══ INPUT DATA ══

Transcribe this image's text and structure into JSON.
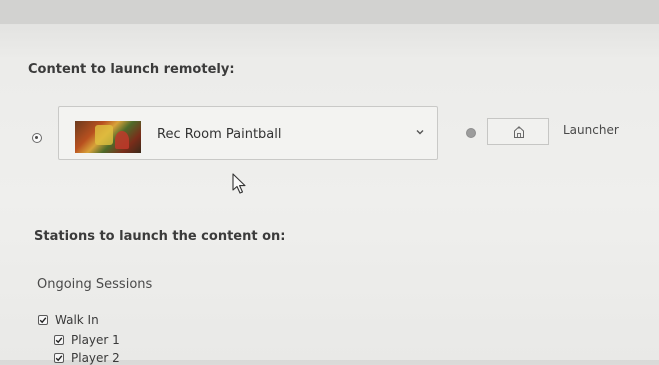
{
  "launch": {
    "heading": "Content to launch remotely:",
    "content_select": {
      "selected_label": "Rec Room Paintball",
      "selected": true,
      "thumbnail_icon": "rec-room-paintball-thumbnail"
    },
    "launcher_option": {
      "label": "Launcher",
      "selected": false,
      "icon": "home-icon"
    }
  },
  "stations": {
    "heading": "Stations to launch the content on:",
    "ongoing_label": "Ongoing Sessions",
    "items": [
      {
        "label": "Walk In",
        "checked": true
      },
      {
        "label": "Player 1",
        "checked": true
      },
      {
        "label": "Player 2",
        "checked": true
      }
    ]
  },
  "colors": {
    "background": "#efefed",
    "text": "#3a3a3a"
  }
}
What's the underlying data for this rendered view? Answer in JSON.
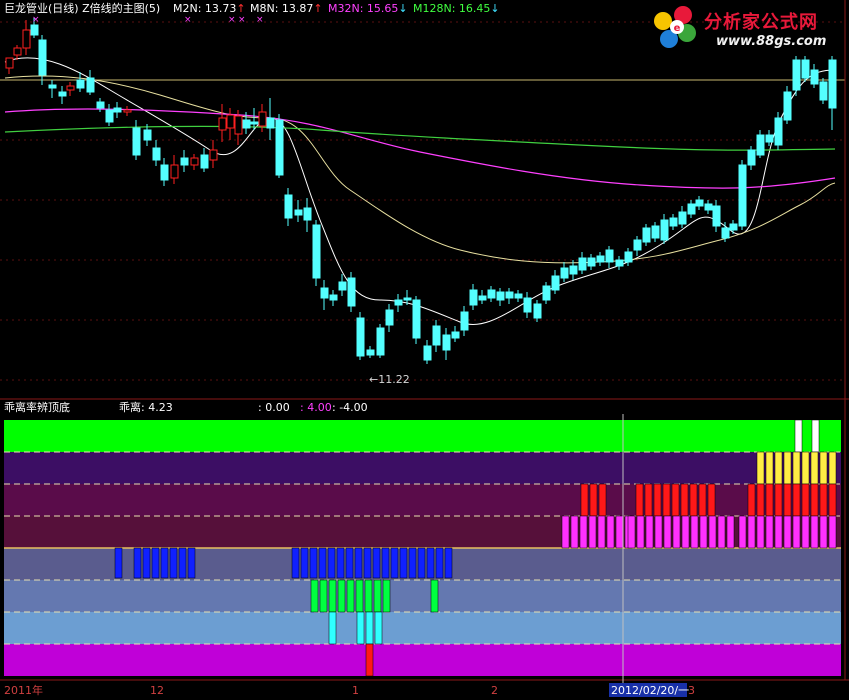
{
  "header": {
    "title": "巨龙管业(日线) Z倍线的主图(5)",
    "indicators": [
      {
        "label": "M2N: 13.73",
        "arrow": "↑",
        "color": "#ffffff",
        "arrow_color": "#ff3030"
      },
      {
        "label": "M8N: 13.87",
        "arrow": "↑",
        "color": "#ffffff",
        "arrow_color": "#ff3030"
      },
      {
        "label": "M32N: 15.65",
        "arrow": "↓",
        "color": "#ff40ff",
        "arrow_color": "#40e0ff"
      },
      {
        "label": "M128N: 16.45",
        "arrow": "↓",
        "color": "#40ff40",
        "arrow_color": "#40e0ff"
      }
    ],
    "marker": "×"
  },
  "logo": {
    "name": "分析家公式网",
    "url": "www.88gs.com"
  },
  "main_chart": {
    "low_annotation": "←11.22"
  },
  "sub_panel": {
    "title": "乖离率辨顶底",
    "value_label": "乖离: 4.23",
    "level_zero": ": 0.00",
    "level_pos": ": 4.00",
    "level_neg": ": -4.00"
  },
  "x_axis": {
    "labels": [
      "2011年",
      "12",
      "1",
      "2",
      "2012/02/20/一",
      "3"
    ]
  },
  "colors": {
    "up_candle": "#ff2020",
    "down_candle": "#54ffff",
    "ma_white": "#ffffff",
    "ma_yellow": "#e8e0a0",
    "ma_magenta": "#ff40ff",
    "ma_green": "#40d040",
    "band_green": "#00ff00",
    "band_purple": "#3c0e64",
    "band_maroon1": "#5a0c4a",
    "band_maroon2": "#56103a",
    "band_slate1": "#5a5c8e",
    "band_slate2": "#6478b0",
    "band_slate3": "#6c9ed2",
    "band_magenta": "#c000d8"
  }
}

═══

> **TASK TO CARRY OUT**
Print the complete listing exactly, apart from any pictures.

> **ANSWER TO THE EXERCISE**
Transcribe this image's text and structure into JSON.
{
  "launch": {
    "heading": "Content to launch remotely:",
    "content_select": {
      "selected_label": "Rec Room Paintball",
      "selected": true,
      "thumbnail_icon": "rec-room-paintball-thumbnail"
    },
    "launcher_option": {
      "label": "Launcher",
      "selected": false,
      "icon": "home-icon"
    }
  },
  "stations": {
    "heading": "Stations to launch the content on:",
    "ongoing_label": "Ongoing Sessions",
    "items": [
      {
        "label": "Walk In",
        "checked": true
      },
      {
        "label": "Player 1",
        "checked": true
      },
      {
        "label": "Player 2",
        "checked": true
      }
    ]
  },
  "colors": {
    "background": "#efefed",
    "text": "#3a3a3a"
  }
}
What's the underlying data for this rendered view? Answer in JSON.
{
  "header": {
    "title": "巨龙管业(日线) Z倍线的主图(5)",
    "indicators": [
      {
        "label": "M2N: 13.73",
        "arrow": "↑",
        "color": "#ffffff",
        "arrow_color": "#ff3030"
      },
      {
        "label": "M8N: 13.87",
        "arrow": "↑",
        "color": "#ffffff",
        "arrow_color": "#ff3030"
      },
      {
        "label": "M32N: 15.65",
        "arrow": "↓",
        "color": "#ff40ff",
        "arrow_color": "#40e0ff"
      },
      {
        "label": "M128N: 16.45",
        "arrow": "↓",
        "color": "#40ff40",
        "arrow_color": "#40e0ff"
      }
    ],
    "marker": "×"
  },
  "logo": {
    "name": "分析家公式网",
    "url": "www.88gs.com"
  },
  "main_chart": {
    "low_annotation": "←11.22"
  },
  "sub_panel": {
    "title": "乖离率辨顶底",
    "value_label": "乖离: 4.23",
    "level_zero": ": 0.00",
    "level_pos": ": 4.00",
    "level_neg": ": -4.00"
  },
  "x_axis": {
    "labels": [
      "2011年",
      "12",
      "1",
      "2",
      "2012/02/20/一",
      "3"
    ]
  },
  "colors": {
    "up_candle": "#ff2020",
    "down_candle": "#54ffff",
    "ma_white": "#ffffff",
    "ma_yellow": "#e8e0a0",
    "ma_magenta": "#ff40ff",
    "ma_green": "#40d040",
    "band_green": "#00ff00",
    "band_purple": "#3c0e64",
    "band_maroon1": "#5a0c4a",
    "band_maroon2": "#56103a",
    "band_slate1": "#5a5c8e",
    "band_slate2": "#6478b0",
    "band_slate3": "#6c9ed2",
    "band_magenta": "#c000d8"
  }
}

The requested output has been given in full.